Data extracted from a collection:
#####

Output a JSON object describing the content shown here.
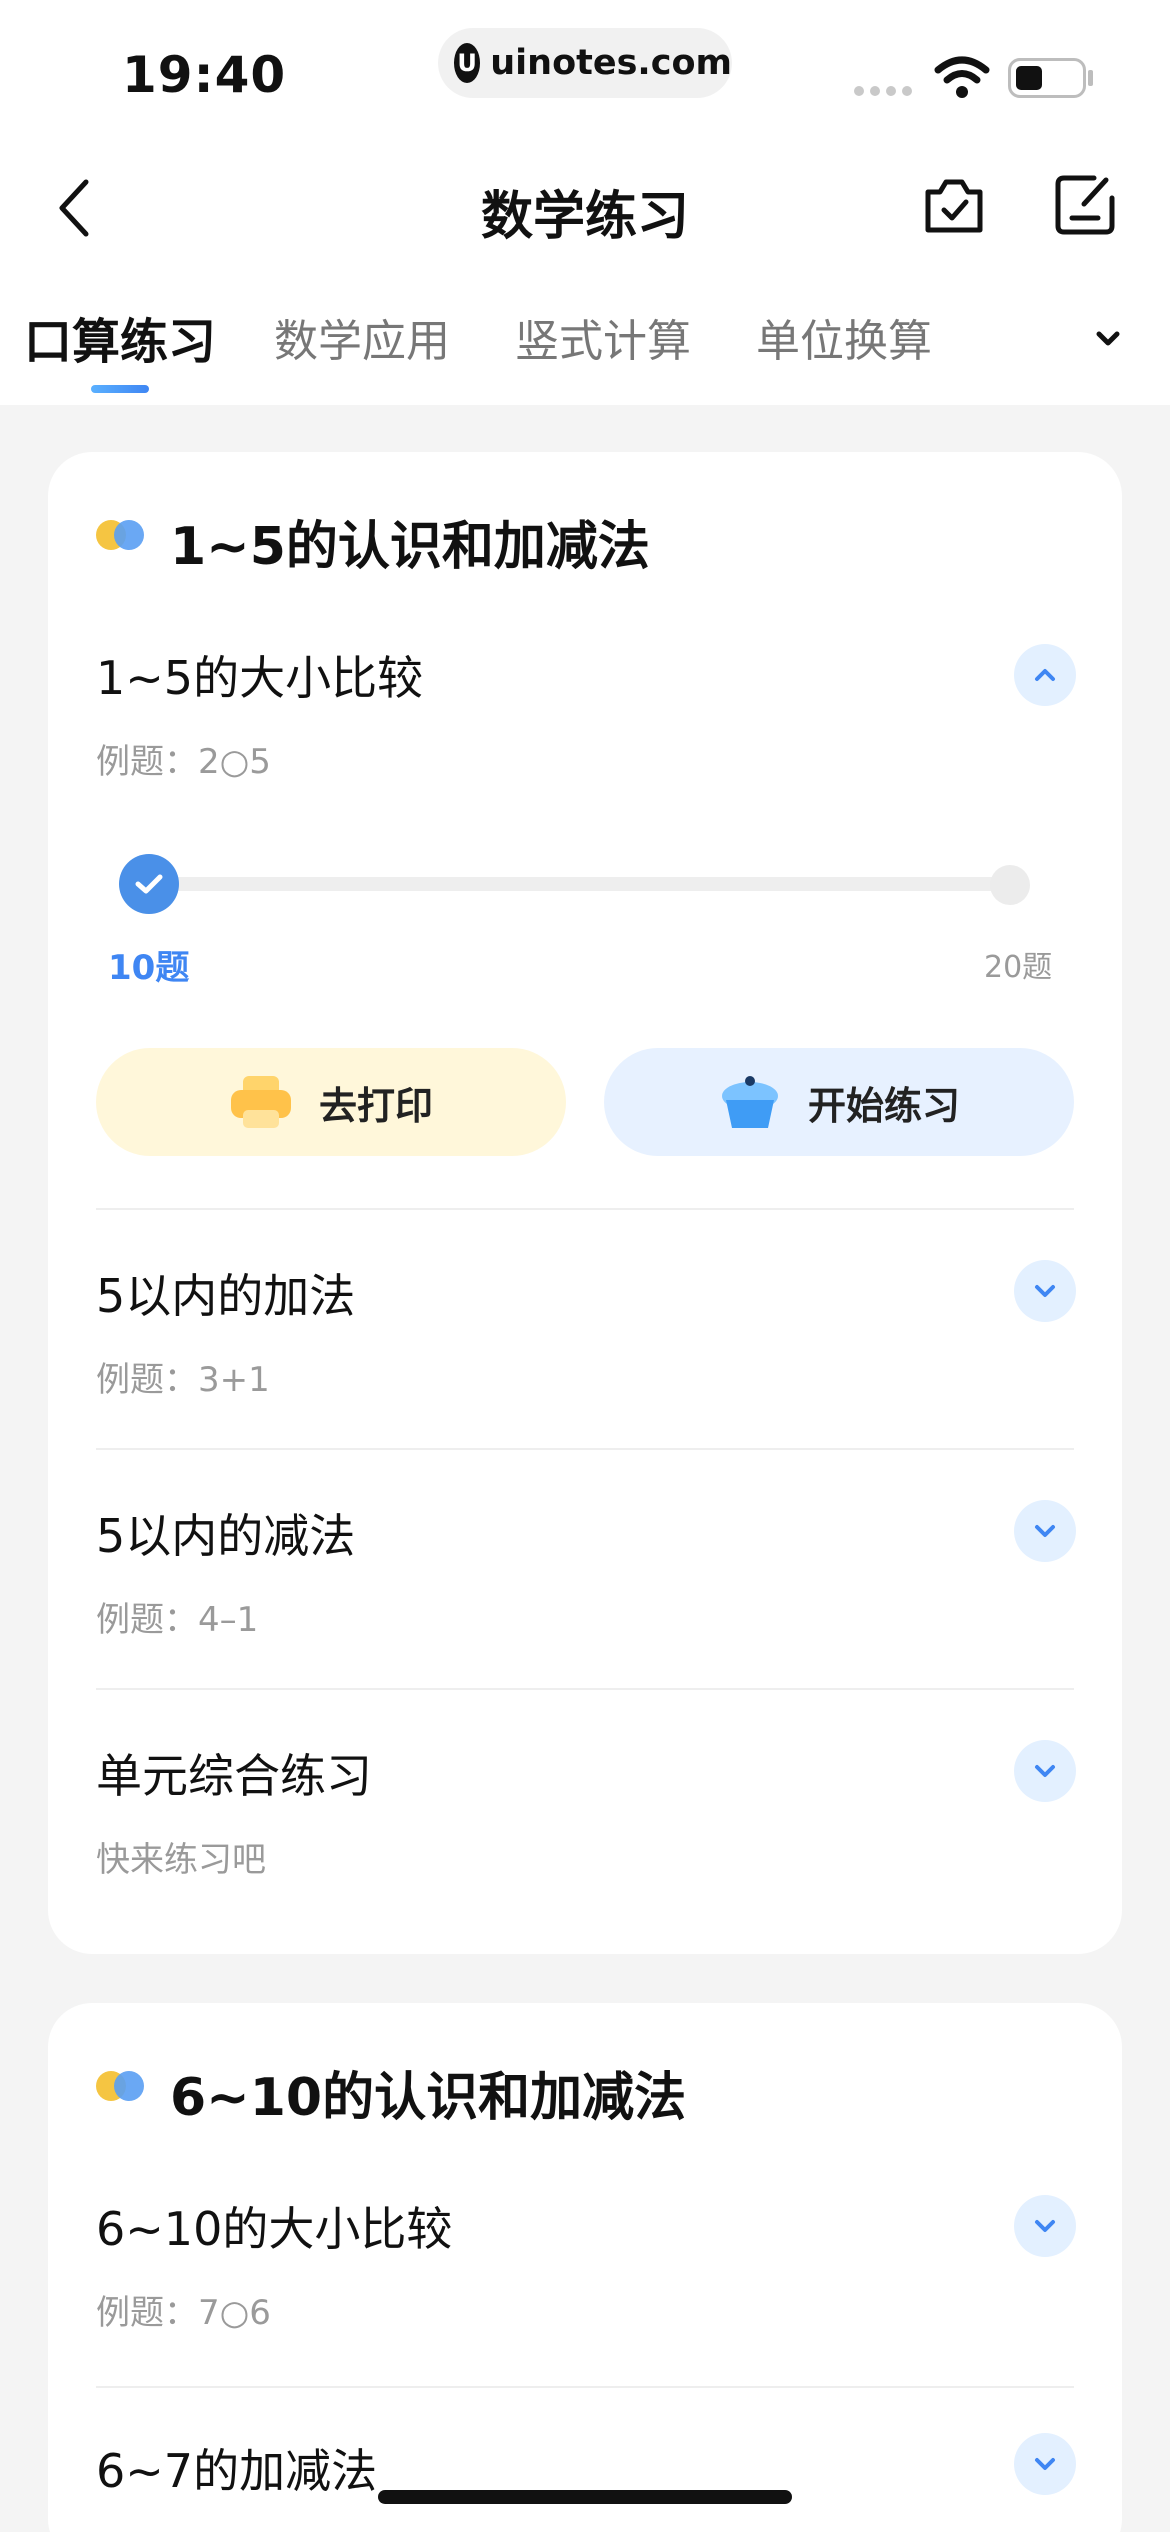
{
  "status_bar": {
    "time": "19:40",
    "url": "uinotes.com",
    "url_logo": "U"
  },
  "nav": {
    "title": "数学练习"
  },
  "tabs": [
    {
      "label": "口算练习",
      "active": true
    },
    {
      "label": "数学应用",
      "active": false
    },
    {
      "label": "竖式计算",
      "active": false
    },
    {
      "label": "单位换算",
      "active": false
    }
  ],
  "sections": [
    {
      "title": "1~5的认识和加减法",
      "expanded_item": {
        "title": "1~5的大小比较",
        "subtitle": "例题：2○5",
        "slider": {
          "min_label": "10题",
          "max_label": "20题",
          "selected": "10题"
        },
        "print_button": "去打印",
        "start_button": "开始练习"
      },
      "items": [
        {
          "title": "5以内的加法",
          "subtitle": "例题：3+1"
        },
        {
          "title": "5以内的减法",
          "subtitle": "例题：4–1"
        },
        {
          "title": "单元综合练习",
          "subtitle": "快来练习吧"
        }
      ]
    },
    {
      "title": "6~10的认识和加减法",
      "items": [
        {
          "title": "6~10的大小比较",
          "subtitle": "例题：7○6"
        },
        {
          "title": "6~7的加减法",
          "subtitle": ""
        }
      ]
    }
  ],
  "colors": {
    "accent": "#3f86f3",
    "toggle_bg": "#e3f0ff",
    "print_bg": "#fff7da",
    "start_bg": "#e7f1ff",
    "dot_yellow": "#f5c542",
    "dot_blue": "#5a9ff3"
  },
  "icons": {
    "back": "chevron-left-icon",
    "camera": "camera-check-icon",
    "edit": "edit-note-icon",
    "more": "chevron-down-icon",
    "print": "printer-icon",
    "start": "cupcake-icon"
  }
}
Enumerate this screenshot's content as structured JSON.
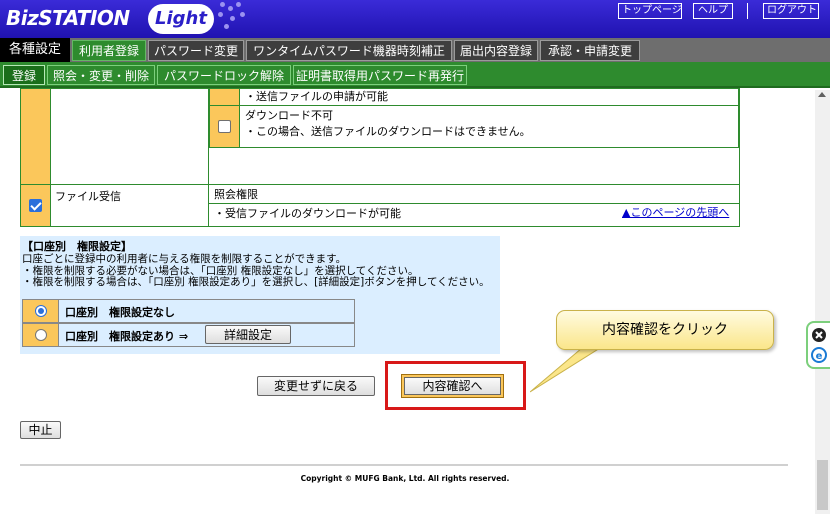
{
  "header": {
    "logo": "BizSTATION",
    "logo_sub": "Light",
    "links": [
      "トップページ",
      "ヘルプ",
      "ログアウト"
    ]
  },
  "menu1": {
    "label": "各種設定",
    "items": [
      "利用者登録",
      "パスワード変更",
      "ワンタイムパスワード機器時刻補正",
      "届出内容登録",
      "承認・申請変更"
    ]
  },
  "menu2": {
    "items": [
      "登録",
      "照会・変更・削除",
      "パスワードロック解除",
      "証明書取得用パスワード再発行"
    ]
  },
  "permissions": {
    "partial_line": "・送信ファイルの申請が可能",
    "download_label": "ダウンロード不可",
    "download_desc": "・この場合、送信ファイルのダウンロードはできません。",
    "file_receive_label": "ファイル受信",
    "file_receive_sub": "照会権限",
    "file_receive_desc": "・受信ファイルのダウンロードが可能"
  },
  "top_link": "▲このページの先頭へ",
  "account": {
    "title": "【口座別　権限設定】",
    "desc": "口座ごとに登録中の利用者に与える権限を制限することができます。\n・権限を制限する必要がない場合は、「口座別 権限設定なし」を選択してください。\n・権限を制限する場合は、「口座別 権限設定あり」を選択し、[詳細設定]ボタンを押してください。",
    "option_none": "口座別　権限設定なし",
    "option_some": "口座別　権限設定あり ⇒",
    "detail_button": "詳細設定"
  },
  "buttons": {
    "back": "変更せずに戻る",
    "confirm": "内容確認へ",
    "cancel": "中止"
  },
  "callout": "内容確認をクリック",
  "copyright": "Copyright © MUFG Bank, Ltd. All rights reserved.",
  "colors": {
    "header": "#2b1fc8",
    "menu_active": "#2e8b2e",
    "check_cell": "#fbc75b",
    "highlight": "#d81818"
  }
}
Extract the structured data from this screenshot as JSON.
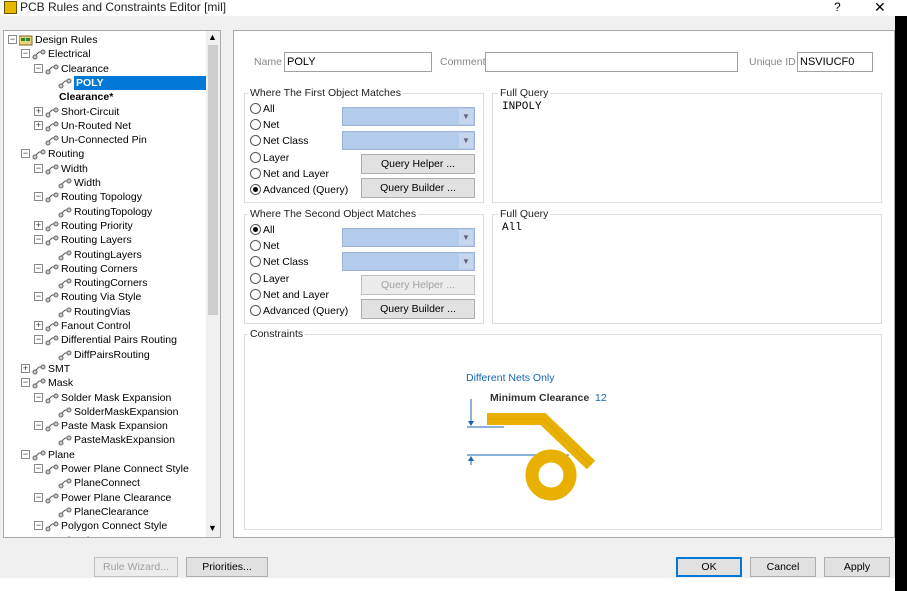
{
  "window": {
    "title": "PCB Rules and Constraints Editor [mil]",
    "help": "?",
    "close": "✕"
  },
  "tree": [
    {
      "label": "Design Rules",
      "level": 0,
      "icon": "rules-folder-icon",
      "expander": "−"
    },
    {
      "label": "Electrical",
      "level": 1,
      "icon": "electrical-icon",
      "expander": "−"
    },
    {
      "label": "Clearance",
      "level": 2,
      "icon": "clearance-icon",
      "expander": "−"
    },
    {
      "label": "POLY",
      "level": 3,
      "icon": "rule-icon",
      "expander": "",
      "selected": true
    },
    {
      "label": "Clearance*",
      "level": 3,
      "icon": "",
      "expander": "",
      "bold": true
    },
    {
      "label": "Short-Circuit",
      "level": 2,
      "icon": "short-circuit-icon",
      "expander": "+"
    },
    {
      "label": "Un-Routed Net",
      "level": 2,
      "icon": "unrouted-net-icon",
      "expander": "+"
    },
    {
      "label": "Un-Connected Pin",
      "level": 2,
      "icon": "unconnected-pin-icon",
      "expander": ""
    },
    {
      "label": "Routing",
      "level": 1,
      "icon": "routing-icon",
      "expander": "−"
    },
    {
      "label": "Width",
      "level": 2,
      "icon": "width-icon",
      "expander": "−"
    },
    {
      "label": "Width",
      "level": 3,
      "icon": "rule-icon",
      "expander": ""
    },
    {
      "label": "Routing Topology",
      "level": 2,
      "icon": "topology-icon",
      "expander": "−"
    },
    {
      "label": "RoutingTopology",
      "level": 3,
      "icon": "rule-icon",
      "expander": ""
    },
    {
      "label": "Routing Priority",
      "level": 2,
      "icon": "priority-icon",
      "expander": "+"
    },
    {
      "label": "Routing Layers",
      "level": 2,
      "icon": "layers-icon",
      "expander": "−"
    },
    {
      "label": "RoutingLayers",
      "level": 3,
      "icon": "rule-icon",
      "expander": ""
    },
    {
      "label": "Routing Corners",
      "level": 2,
      "icon": "corners-icon",
      "expander": "−"
    },
    {
      "label": "RoutingCorners",
      "level": 3,
      "icon": "rule-icon",
      "expander": ""
    },
    {
      "label": "Routing Via Style",
      "level": 2,
      "icon": "via-icon",
      "expander": "−"
    },
    {
      "label": "RoutingVias",
      "level": 3,
      "icon": "rule-icon",
      "expander": ""
    },
    {
      "label": "Fanout Control",
      "level": 2,
      "icon": "fanout-icon",
      "expander": "+"
    },
    {
      "label": "Differential Pairs Routing",
      "level": 2,
      "icon": "diffpair-icon",
      "expander": "−"
    },
    {
      "label": "DiffPairsRouting",
      "level": 3,
      "icon": "rule-icon",
      "expander": ""
    },
    {
      "label": "SMT",
      "level": 1,
      "icon": "smt-icon",
      "expander": "+"
    },
    {
      "label": "Mask",
      "level": 1,
      "icon": "mask-icon",
      "expander": "−"
    },
    {
      "label": "Solder Mask Expansion",
      "level": 2,
      "icon": "solder-mask-icon",
      "expander": "−"
    },
    {
      "label": "SolderMaskExpansion",
      "level": 3,
      "icon": "rule-icon",
      "expander": ""
    },
    {
      "label": "Paste Mask Expansion",
      "level": 2,
      "icon": "paste-mask-icon",
      "expander": "−"
    },
    {
      "label": "PasteMaskExpansion",
      "level": 3,
      "icon": "rule-icon",
      "expander": ""
    },
    {
      "label": "Plane",
      "level": 1,
      "icon": "plane-icon",
      "expander": "−"
    },
    {
      "label": "Power Plane Connect Style",
      "level": 2,
      "icon": "plane-connect-icon",
      "expander": "−"
    },
    {
      "label": "PlaneConnect",
      "level": 3,
      "icon": "rule-icon",
      "expander": ""
    },
    {
      "label": "Power Plane Clearance",
      "level": 2,
      "icon": "plane-clearance-icon",
      "expander": "−"
    },
    {
      "label": "PlaneClearance",
      "level": 3,
      "icon": "rule-icon",
      "expander": ""
    },
    {
      "label": "Polygon Connect Style",
      "level": 2,
      "icon": "polygon-icon",
      "expander": "−"
    },
    {
      "label": "PolygonConnect",
      "level": 3,
      "icon": "rule-icon",
      "expander": ""
    }
  ],
  "rule": {
    "name_label": "Name",
    "name_value": "POLY",
    "comment_label": "Comment",
    "comment_value": "",
    "uid_label": "Unique ID",
    "uid_value": "NSVIUCF0"
  },
  "first": {
    "title": "Where The First Object Matches",
    "options": [
      "All",
      "Net",
      "Net Class",
      "Layer",
      "Net and Layer",
      "Advanced (Query)"
    ],
    "selected": 5,
    "query_helper": "Query Helper ...",
    "query_builder": "Query Builder ...",
    "full_query_title": "Full Query",
    "full_query": "INPOLY"
  },
  "second": {
    "title": "Where The Second Object Matches",
    "options": [
      "All",
      "Net",
      "Net Class",
      "Layer",
      "Net and Layer",
      "Advanced (Query)"
    ],
    "selected": 0,
    "query_helper": "Query Helper ...",
    "query_builder": "Query Builder ...",
    "full_query_title": "Full Query",
    "full_query": "All"
  },
  "constraints": {
    "title": "Constraints",
    "different_nets": "Different Nets Only",
    "min_clearance_label": "Minimum Clearance",
    "min_clearance_value": "12"
  },
  "buttons": {
    "rule_wizard": "Rule Wizard...",
    "priorities": "Priorities...",
    "ok": "OK",
    "cancel": "Cancel",
    "apply": "Apply"
  },
  "colors": {
    "selection": "#0078d7",
    "track": "#e8b000",
    "dimension": "#1566b4",
    "combo": "#b3ccec"
  }
}
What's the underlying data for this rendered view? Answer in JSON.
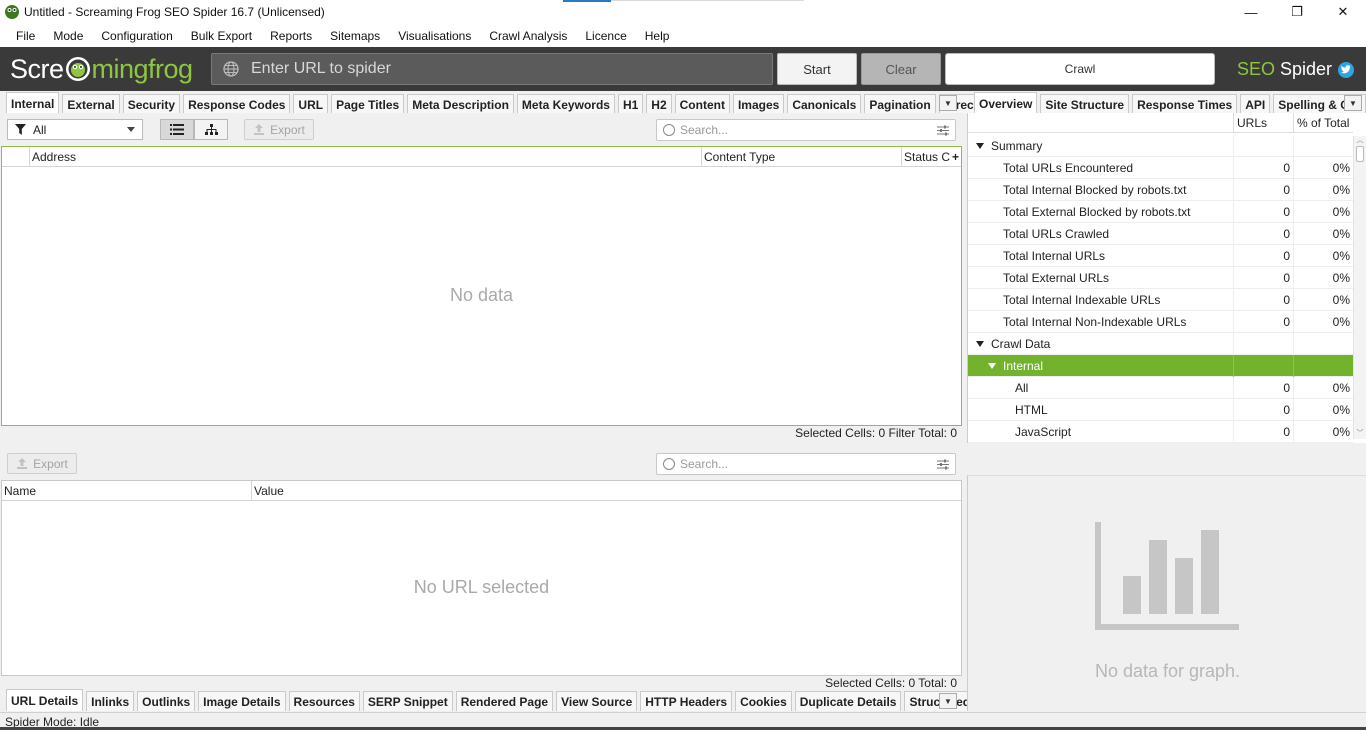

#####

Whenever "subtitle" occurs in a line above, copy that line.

        "subtitle": "例题：2○5",
          "subtitle": "例题：3+1"
          "subtitle": "例题：4–1"
          "subtitle": "快来练习吧"
          "subtitle": "例题：7○6"
          "subtitle": ""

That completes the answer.